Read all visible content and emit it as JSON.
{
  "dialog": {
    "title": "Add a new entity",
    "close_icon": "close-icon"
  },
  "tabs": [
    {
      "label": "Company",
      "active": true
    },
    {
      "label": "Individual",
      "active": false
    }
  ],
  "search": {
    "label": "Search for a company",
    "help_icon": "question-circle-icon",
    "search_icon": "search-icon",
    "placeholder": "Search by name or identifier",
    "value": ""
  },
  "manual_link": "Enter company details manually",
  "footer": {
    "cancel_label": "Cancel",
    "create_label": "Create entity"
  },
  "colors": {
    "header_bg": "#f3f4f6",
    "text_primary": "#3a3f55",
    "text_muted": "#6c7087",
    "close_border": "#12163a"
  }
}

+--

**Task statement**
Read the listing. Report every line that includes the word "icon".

**Response box**
    "close_icon": "close-icon"
    "help_icon": "question-circle-icon",
    "search_icon": "search-icon",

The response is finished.